» **EXERCISE AIM**
Give each entry back by retyping it exactly as written.

(Dataset rows for apps and sites)
• • • • • • •
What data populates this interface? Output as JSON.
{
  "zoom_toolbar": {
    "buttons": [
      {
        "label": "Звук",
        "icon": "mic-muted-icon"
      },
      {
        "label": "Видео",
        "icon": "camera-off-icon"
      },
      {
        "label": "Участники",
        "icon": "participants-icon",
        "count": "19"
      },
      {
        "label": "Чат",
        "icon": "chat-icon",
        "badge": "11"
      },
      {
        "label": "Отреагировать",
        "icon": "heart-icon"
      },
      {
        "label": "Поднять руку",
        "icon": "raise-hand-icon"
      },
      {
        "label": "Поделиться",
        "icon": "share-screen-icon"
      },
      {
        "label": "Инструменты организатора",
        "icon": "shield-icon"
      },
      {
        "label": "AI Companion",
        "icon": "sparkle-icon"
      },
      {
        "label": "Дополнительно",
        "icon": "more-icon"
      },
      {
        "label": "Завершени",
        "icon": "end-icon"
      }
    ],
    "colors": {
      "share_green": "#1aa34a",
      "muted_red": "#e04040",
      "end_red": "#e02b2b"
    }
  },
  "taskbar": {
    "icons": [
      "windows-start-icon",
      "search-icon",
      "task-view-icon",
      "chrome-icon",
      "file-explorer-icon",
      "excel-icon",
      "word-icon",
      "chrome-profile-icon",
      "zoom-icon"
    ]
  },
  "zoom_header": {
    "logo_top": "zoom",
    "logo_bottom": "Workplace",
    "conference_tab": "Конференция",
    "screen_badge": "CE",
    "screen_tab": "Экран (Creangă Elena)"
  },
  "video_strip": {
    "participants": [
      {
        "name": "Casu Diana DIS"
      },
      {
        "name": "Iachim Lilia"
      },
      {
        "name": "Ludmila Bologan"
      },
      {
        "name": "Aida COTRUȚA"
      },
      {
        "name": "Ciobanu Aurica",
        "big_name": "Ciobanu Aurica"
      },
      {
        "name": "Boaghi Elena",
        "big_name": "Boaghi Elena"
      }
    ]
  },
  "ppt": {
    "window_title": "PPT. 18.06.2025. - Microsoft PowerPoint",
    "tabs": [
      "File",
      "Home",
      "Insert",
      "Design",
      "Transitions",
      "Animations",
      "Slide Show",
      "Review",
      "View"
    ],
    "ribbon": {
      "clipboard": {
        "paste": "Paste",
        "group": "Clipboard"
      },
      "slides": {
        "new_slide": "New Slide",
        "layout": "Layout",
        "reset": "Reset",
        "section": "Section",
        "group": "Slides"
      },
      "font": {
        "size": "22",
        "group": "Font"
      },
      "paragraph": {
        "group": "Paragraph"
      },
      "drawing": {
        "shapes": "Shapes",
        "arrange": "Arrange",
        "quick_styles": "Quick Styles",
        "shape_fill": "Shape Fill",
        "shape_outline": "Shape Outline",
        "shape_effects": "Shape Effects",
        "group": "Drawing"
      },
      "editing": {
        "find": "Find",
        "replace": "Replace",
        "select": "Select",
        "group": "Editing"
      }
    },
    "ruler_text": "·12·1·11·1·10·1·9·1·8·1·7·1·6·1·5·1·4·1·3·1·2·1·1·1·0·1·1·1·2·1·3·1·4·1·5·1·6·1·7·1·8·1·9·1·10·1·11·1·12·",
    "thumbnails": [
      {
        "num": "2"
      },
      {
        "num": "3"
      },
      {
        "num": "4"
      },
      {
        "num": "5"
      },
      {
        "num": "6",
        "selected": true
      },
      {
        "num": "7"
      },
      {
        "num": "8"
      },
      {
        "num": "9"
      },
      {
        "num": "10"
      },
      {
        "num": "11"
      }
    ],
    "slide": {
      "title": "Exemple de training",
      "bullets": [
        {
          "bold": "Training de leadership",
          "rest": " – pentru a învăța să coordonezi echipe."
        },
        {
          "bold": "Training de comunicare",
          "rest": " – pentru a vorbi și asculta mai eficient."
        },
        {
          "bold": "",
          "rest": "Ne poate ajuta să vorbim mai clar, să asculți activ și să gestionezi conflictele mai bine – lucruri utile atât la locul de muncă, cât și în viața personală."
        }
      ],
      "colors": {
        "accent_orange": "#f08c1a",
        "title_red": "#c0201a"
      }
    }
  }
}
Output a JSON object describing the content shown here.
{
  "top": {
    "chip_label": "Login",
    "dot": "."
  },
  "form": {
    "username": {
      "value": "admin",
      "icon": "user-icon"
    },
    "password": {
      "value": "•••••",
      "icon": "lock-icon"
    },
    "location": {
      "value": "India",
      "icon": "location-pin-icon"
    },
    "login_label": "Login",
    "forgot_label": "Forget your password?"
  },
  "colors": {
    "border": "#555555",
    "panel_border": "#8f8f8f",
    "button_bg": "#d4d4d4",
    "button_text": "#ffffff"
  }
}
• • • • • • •
» **RESPONSE TO THIS EXERCISE**
What data populates this interface? Output as JSON.
{
  "zoom_toolbar": {
    "buttons": [
      {
        "label": "Звук",
        "icon": "mic-muted-icon"
      },
      {
        "label": "Видео",
        "icon": "camera-off-icon"
      },
      {
        "label": "Участники",
        "icon": "participants-icon",
        "count": "19"
      },
      {
        "label": "Чат",
        "icon": "chat-icon",
        "badge": "11"
      },
      {
        "label": "Отреагировать",
        "icon": "heart-icon"
      },
      {
        "label": "Поднять руку",
        "icon": "raise-hand-icon"
      },
      {
        "label": "Поделиться",
        "icon": "share-screen-icon"
      },
      {
        "label": "Инструменты организатора",
        "icon": "shield-icon"
      },
      {
        "label": "AI Companion",
        "icon": "sparkle-icon"
      },
      {
        "label": "Дополнительно",
        "icon": "more-icon"
      },
      {
        "label": "Завершени",
        "icon": "end-icon"
      }
    ],
    "colors": {
      "share_green": "#1aa34a",
      "muted_red": "#e04040",
      "end_red": "#e02b2b"
    }
  },
  "taskbar": {
    "icons": [
      "windows-start-icon",
      "search-icon",
      "task-view-icon",
      "chrome-icon",
      "file-explorer-icon",
      "excel-icon",
      "word-icon",
      "chrome-profile-icon",
      "zoom-icon"
    ]
  },
  "zoom_header": {
    "logo_top": "zoom",
    "logo_bottom": "Workplace",
    "conference_tab": "Конференция",
    "screen_badge": "CE",
    "screen_tab": "Экран (Creangă Elena)"
  },
  "video_strip": {
    "participants": [
      {
        "name": "Casu Diana DIS"
      },
      {
        "name": "Iachim Lilia"
      },
      {
        "name": "Ludmila Bologan"
      },
      {
        "name": "Aida COTRUȚA"
      },
      {
        "name": "Ciobanu Aurica",
        "big_name": "Ciobanu Aurica"
      },
      {
        "name": "Boaghi Elena",
        "big_name": "Boaghi Elena"
      }
    ]
  },
  "ppt": {
    "window_title": "PPT. 18.06.2025. - Microsoft PowerPoint",
    "tabs": [
      "File",
      "Home",
      "Insert",
      "Design",
      "Transitions",
      "Animations",
      "Slide Show",
      "Review",
      "View"
    ],
    "ribbon": {
      "clipboard": {
        "paste": "Paste",
        "group": "Clipboard"
      },
      "slides": {
        "new_slide": "New Slide",
        "layout": "Layout",
        "reset": "Reset",
        "section": "Section",
        "group": "Slides"
      },
      "font": {
        "size": "22",
        "group": "Font"
      },
      "paragraph": {
        "group": "Paragraph"
      },
      "drawing": {
        "shapes": "Shapes",
        "arrange": "Arrange",
        "quick_styles": "Quick Styles",
        "shape_fill": "Shape Fill",
        "shape_outline": "Shape Outline",
        "shape_effects": "Shape Effects",
        "group": "Drawing"
      },
      "editing": {
        "find": "Find",
        "replace": "Replace",
        "select": "Select",
        "group": "Editing"
      }
    },
    "ruler_text": "·12·1·11·1·10·1·9·1·8·1·7·1·6·1·5·1·4·1·3·1·2·1·1·1·0·1·1·1·2·1·3·1·4·1·5·1·6·1·7·1·8·1·9·1·10·1·11·1·12·",
    "thumbnails": [
      {
        "num": "2"
      },
      {
        "num": "3"
      },
      {
        "num": "4"
      },
      {
        "num": "5"
      },
      {
        "num": "6",
        "selected": true
      },
      {
        "num": "7"
      },
      {
        "num": "8"
      },
      {
        "num": "9"
      },
      {
        "num": "10"
      },
      {
        "num": "11"
      }
    ],
    "slide": {
      "title": "Exemple de training",
      "bullets": [
        {
          "bold": "Training de leadership",
          "rest": " – pentru a învăța să coordonezi echipe."
        },
        {
          "bold": "Training de comunicare",
          "rest": " – pentru a vorbi și asculta mai eficient."
        },
        {
          "bold": "",
          "rest": "Ne poate ajuta să vorbim mai clar, să asculți activ și să gestionezi conflictele mai bine – lucruri utile atât la locul de muncă, cât și în viața personală."
        }
      ],
      "colors": {
        "accent_orange": "#f08c1a",
        "title_red": "#c0201a"
      }
    }
  }
}
Output a JSON object describing the content shown here.
{
  "top": {
    "chip_label": "Login",
    "dot": "."
  },
  "form": {
    "username": {
      "value": "admin",
      "icon": "user-icon"
    },
    "password": {
      "value": "•••••",
      "icon": "lock-icon"
    },
    "location": {
      "value": "India",
      "icon": "location-pin-icon"
    },
    "login_label": "Login",
    "forgot_label": "Forget your password?"
  },
  "colors": {
    "border": "#555555",
    "panel_border": "#8f8f8f",
    "button_bg": "#d4d4d4",
    "button_text": "#ffffff"
  }
}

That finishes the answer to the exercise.